BEGIN RECORDS FOR THIS EXERCISE

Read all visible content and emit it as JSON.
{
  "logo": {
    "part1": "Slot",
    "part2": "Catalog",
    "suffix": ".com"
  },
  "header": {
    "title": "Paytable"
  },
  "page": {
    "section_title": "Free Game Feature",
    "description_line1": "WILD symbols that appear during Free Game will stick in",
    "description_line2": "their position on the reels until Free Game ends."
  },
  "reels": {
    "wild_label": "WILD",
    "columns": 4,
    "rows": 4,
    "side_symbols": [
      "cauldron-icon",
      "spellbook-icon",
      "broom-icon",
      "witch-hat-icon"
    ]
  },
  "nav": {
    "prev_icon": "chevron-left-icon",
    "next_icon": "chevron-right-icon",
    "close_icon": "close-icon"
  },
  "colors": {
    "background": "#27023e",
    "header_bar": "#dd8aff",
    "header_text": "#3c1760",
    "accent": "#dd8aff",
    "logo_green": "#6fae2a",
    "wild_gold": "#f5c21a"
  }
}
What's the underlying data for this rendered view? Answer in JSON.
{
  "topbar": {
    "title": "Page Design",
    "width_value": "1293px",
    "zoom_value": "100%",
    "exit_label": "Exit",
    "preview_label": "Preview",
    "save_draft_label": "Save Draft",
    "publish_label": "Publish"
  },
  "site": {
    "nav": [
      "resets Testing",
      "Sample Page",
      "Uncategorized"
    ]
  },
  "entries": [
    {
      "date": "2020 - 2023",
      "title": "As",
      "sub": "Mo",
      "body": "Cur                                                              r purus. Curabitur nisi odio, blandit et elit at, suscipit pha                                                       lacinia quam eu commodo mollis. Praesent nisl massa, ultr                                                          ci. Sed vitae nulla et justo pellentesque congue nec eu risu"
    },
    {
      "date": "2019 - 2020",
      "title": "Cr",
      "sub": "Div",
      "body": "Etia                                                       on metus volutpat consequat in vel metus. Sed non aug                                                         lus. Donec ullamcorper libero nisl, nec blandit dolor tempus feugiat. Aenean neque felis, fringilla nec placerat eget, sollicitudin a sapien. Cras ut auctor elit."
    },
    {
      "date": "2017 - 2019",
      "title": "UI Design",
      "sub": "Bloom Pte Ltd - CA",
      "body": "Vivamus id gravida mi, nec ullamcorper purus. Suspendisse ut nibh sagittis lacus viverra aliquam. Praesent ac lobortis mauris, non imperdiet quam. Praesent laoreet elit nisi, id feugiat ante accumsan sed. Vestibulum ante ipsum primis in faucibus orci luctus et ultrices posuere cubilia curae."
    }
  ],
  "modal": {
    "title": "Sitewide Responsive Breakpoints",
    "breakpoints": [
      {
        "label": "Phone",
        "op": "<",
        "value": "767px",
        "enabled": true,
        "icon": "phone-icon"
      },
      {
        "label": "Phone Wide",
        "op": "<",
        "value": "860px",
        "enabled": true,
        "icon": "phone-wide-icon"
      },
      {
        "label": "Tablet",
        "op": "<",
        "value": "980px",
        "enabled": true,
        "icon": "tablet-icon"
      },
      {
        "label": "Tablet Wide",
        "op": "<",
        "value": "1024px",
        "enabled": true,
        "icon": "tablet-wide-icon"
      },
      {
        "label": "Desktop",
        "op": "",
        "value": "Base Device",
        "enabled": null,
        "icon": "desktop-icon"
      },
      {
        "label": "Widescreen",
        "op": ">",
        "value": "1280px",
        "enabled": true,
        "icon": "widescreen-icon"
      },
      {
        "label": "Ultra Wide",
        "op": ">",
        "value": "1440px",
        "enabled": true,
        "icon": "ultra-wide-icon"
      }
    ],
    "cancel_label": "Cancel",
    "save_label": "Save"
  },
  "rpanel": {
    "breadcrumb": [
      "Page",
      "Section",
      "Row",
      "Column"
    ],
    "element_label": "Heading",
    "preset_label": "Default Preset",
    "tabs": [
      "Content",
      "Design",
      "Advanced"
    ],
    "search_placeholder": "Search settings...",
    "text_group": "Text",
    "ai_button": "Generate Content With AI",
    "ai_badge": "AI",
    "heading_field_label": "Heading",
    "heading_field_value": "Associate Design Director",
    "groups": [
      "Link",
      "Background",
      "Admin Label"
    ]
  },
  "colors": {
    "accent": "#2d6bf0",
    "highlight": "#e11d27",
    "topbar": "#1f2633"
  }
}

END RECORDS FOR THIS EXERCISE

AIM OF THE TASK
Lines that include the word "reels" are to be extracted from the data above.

TASK OUTPUT
    "description_line2": "their position on the reels until Free Game ends."
  "reels": {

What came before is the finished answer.